|by Librado Romero/The New York Times for the article The Gilded Age of Home Schooling|
Studies show homeschooled kids, on average, are better educated than public school children.
By Susan Schaefer July 21, 2012 SOURCE
A few months ago at 11 a.m. on a Tuesday, I saw a mom showing a well-behaved 8-year-old boy flashcards with Chinese characters on them in Panera. Homeschool alert!
I figured this woman was either a very conservative Christian or a crunchy granola type. Being annoyingly curious and inappropriate, as is my M.O., I struck up a conversation with her. She wasn’t either of those stereotypes. She was very nice and talked to me for a while about her experiences homeschooling her kids. I learned that homeschooling is way more organized than I thought and very in vogue at the moment.
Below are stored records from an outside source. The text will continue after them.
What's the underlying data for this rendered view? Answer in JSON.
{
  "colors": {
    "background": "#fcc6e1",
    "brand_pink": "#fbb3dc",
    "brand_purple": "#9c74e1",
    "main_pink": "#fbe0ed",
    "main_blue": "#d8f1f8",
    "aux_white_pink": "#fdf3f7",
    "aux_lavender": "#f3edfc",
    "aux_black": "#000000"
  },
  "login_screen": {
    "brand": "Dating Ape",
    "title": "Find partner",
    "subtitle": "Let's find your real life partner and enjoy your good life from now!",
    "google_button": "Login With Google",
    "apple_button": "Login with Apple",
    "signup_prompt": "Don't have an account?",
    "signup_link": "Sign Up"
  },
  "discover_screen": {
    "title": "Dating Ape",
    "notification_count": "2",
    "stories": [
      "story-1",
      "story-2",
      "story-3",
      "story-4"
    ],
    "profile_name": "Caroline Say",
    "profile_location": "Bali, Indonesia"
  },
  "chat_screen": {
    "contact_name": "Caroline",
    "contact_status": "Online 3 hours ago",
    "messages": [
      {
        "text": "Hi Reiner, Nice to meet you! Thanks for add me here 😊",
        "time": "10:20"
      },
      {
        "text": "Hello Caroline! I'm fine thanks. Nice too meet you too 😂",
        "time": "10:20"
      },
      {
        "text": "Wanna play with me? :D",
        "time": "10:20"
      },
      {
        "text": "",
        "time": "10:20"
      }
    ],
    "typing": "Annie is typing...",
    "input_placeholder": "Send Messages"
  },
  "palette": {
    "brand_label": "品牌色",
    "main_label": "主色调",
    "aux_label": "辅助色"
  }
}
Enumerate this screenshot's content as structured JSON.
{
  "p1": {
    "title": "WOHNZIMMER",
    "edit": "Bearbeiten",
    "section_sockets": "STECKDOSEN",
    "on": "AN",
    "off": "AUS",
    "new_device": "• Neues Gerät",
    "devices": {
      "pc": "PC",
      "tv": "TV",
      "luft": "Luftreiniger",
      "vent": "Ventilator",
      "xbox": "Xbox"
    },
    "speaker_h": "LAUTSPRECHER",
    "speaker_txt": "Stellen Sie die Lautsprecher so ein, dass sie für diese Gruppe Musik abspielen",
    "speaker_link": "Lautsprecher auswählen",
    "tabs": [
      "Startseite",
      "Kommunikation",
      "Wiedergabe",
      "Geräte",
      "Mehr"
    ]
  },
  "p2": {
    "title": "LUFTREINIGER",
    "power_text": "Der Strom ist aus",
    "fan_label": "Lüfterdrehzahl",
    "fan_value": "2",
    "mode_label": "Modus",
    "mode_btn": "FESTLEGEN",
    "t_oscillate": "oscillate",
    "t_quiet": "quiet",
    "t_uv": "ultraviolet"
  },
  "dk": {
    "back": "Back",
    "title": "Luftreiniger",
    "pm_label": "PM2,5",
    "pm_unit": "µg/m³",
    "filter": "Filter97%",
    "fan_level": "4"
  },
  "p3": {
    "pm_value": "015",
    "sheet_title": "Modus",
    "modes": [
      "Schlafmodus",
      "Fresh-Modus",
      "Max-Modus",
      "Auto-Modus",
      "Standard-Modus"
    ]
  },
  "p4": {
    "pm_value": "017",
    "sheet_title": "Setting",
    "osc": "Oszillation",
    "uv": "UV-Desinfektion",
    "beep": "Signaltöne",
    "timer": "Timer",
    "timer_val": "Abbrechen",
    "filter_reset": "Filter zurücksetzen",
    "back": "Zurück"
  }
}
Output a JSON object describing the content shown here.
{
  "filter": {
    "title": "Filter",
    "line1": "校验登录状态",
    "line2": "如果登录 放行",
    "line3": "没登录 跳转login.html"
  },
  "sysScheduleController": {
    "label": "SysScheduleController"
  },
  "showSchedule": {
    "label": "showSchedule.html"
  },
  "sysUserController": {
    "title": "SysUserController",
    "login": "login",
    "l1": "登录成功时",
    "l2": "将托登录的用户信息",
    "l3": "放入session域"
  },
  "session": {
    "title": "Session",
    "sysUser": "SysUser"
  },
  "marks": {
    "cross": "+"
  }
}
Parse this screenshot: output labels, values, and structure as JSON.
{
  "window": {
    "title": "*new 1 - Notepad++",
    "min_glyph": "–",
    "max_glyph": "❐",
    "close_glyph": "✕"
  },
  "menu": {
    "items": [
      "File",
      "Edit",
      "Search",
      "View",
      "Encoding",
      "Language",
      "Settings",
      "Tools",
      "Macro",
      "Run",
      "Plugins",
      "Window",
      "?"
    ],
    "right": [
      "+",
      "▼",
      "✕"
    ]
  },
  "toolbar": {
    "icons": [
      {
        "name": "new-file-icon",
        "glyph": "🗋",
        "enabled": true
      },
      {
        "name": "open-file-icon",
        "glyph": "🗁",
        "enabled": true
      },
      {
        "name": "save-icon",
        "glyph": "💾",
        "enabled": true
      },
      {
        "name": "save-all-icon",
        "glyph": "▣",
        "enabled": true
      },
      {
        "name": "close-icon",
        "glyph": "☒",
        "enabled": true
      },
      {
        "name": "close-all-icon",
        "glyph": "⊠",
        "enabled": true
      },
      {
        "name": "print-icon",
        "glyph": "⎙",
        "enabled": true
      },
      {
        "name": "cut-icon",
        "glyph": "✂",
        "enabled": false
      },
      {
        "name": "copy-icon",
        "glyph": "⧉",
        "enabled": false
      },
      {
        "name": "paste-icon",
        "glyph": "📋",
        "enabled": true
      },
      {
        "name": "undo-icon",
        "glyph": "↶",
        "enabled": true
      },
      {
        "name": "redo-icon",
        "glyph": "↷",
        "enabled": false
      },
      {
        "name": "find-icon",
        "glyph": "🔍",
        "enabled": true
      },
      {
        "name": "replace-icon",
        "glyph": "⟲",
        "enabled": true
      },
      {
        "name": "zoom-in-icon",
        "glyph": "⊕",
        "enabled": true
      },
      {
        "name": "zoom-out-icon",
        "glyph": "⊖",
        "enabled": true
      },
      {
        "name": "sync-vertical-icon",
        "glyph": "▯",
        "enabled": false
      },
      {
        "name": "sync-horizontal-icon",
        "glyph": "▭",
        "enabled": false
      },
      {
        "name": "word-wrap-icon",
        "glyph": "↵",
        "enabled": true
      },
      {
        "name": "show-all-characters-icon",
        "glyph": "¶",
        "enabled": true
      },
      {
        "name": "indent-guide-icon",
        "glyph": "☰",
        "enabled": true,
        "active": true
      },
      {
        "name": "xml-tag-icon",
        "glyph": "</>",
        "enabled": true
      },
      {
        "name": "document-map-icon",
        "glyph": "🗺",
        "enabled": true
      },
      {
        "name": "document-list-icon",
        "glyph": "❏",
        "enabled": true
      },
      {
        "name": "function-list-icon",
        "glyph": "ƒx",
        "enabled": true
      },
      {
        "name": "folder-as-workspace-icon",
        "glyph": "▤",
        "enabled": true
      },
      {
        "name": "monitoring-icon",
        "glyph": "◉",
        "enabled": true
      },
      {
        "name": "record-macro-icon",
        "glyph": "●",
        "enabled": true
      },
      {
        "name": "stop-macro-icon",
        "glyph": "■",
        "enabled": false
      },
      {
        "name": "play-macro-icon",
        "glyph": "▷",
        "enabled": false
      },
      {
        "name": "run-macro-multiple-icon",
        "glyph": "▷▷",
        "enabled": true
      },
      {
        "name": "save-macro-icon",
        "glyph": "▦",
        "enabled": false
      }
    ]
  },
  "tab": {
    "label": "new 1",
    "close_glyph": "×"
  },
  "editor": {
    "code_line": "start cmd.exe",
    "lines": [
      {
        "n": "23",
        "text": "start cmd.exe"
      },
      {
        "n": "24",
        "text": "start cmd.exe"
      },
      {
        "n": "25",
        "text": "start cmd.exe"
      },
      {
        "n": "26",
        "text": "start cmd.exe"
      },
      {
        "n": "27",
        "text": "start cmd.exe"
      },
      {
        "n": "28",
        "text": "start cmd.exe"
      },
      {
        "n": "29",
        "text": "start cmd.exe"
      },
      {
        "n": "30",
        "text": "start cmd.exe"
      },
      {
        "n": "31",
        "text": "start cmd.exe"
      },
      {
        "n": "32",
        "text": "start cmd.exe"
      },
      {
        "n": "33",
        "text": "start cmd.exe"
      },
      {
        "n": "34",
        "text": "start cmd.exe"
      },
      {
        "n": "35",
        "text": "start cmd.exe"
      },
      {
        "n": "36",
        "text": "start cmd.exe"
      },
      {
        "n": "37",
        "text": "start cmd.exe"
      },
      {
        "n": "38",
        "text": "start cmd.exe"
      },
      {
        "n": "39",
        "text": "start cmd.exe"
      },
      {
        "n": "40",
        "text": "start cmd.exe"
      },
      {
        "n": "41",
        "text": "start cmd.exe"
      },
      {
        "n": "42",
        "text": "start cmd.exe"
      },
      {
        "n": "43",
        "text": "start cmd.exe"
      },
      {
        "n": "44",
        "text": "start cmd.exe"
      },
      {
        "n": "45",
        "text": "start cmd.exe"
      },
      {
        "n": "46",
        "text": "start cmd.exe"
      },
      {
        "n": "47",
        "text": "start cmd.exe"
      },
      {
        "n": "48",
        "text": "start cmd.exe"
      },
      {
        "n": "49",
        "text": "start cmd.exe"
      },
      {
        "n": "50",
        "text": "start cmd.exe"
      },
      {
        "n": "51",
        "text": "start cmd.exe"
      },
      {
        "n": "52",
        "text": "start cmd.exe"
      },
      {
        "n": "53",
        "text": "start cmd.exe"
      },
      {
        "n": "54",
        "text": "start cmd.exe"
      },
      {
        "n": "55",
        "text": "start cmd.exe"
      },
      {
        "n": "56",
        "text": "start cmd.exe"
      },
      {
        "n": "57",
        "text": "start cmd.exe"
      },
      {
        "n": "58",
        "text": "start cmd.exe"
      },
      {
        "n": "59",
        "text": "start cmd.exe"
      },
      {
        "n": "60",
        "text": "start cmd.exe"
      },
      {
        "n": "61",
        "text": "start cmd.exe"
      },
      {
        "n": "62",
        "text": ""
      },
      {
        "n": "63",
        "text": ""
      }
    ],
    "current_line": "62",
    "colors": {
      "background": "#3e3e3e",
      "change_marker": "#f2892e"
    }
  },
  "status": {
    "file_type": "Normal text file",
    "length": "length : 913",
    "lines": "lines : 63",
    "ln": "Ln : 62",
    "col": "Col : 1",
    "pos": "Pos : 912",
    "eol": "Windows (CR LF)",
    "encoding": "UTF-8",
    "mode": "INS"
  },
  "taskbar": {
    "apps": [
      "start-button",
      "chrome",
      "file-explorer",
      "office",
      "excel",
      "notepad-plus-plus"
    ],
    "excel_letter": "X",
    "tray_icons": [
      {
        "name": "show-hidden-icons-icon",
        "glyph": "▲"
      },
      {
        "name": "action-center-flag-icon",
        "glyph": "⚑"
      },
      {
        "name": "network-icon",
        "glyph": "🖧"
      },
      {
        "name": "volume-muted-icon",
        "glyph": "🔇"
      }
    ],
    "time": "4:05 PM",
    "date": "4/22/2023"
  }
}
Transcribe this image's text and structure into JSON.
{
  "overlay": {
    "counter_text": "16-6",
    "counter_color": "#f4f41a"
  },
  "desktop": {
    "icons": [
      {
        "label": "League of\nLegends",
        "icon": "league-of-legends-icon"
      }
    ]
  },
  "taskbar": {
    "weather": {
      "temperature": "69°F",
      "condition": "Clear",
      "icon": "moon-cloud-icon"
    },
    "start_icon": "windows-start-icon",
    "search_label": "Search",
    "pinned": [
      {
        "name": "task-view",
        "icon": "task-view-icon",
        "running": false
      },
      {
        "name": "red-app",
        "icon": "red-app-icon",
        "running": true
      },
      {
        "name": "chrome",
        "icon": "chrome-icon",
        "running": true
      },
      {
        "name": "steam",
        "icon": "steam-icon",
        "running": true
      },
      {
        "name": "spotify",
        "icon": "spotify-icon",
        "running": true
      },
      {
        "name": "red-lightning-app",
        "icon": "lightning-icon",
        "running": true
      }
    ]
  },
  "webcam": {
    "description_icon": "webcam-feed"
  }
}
In 1980, home schooling was illegal in 30 states. Now, it is legal in all 50 states with about 1.5 million to 2 million children being homeschooled in the U.S., roughly 3 percent of school-age children nationwide, according to a study by the National Center for Education Statistics.
In the same study, it was found that between 1999 and 2007, the number of homeschooled children rose 77 percent.The actual number may be even higher because not all parents who homeschool report information to the government. However, the general consensus is that the stigma associated with homeschooling is gone as it becomes more and more mainstream.
As for why more parents are homeschooling, it is not surprising that the highest percentage listed religious and moral instruction (36%), the next most popular reason being concerns about the school environment (21%), followed by dissatisfaction with academic instruction (17%).
There is also a trend toward co-op homeschooling where small groups of parents take turns teaching the children and/or hiring tutors to assume some of the responsibility. The image of homeschooled children spending their days sitting at the kitchen table are long gone. Today’s homeschooled are out and about with many museums offering programs to homeschoolers as well as other hands-on activities, such as nature centers. There are endless websites dedicated to non-traditional learning opportunities in addition to websites offering support and resources for homeschooling families.
I can teach a classroom of 28 5th graders who, between them, cover every learning and behavioral issue under the sun (note to my former colleagues: I said I could, I didn’t say I was good at it), but the thought of teaching my own boys scares me to death.
I always believed it was better to leave their academics in the capable hands of those who did not give birth to them, thus eliminating the emotional turmoil involved in getting them to open a book. But statistics indicate that this might not have been the wisest choice. According to the Homeschool Progress Report 2009: Academic Achievement and Demographics, homeschoolers, on average, scored 37 percentile points above their public school counterparts on standardized achievement tests.
Almost every study touches on a few other facts. It seems homeschooled kids are far from isolated from peers, do well in social situations, and are more likely to be involved in their community. The education level of the parents had little effect on the success of their children, as did state regulations, gender of the student, or how much parents spent on education.
Speaking of spending per student, in public school about $10,000 is spent on each student, each year, as opposed the $500 spent on the average homeschooled student. This number sounds a little fishy since the last time I took my kids to the aquarium I spent $74 on three tickets. Bad puns aside, when I began this article I was dead set against homeschooling, as are many certified teachers. But, after doing research, I’m not so sure. Maybe the public school system could learn something from the homeschool community.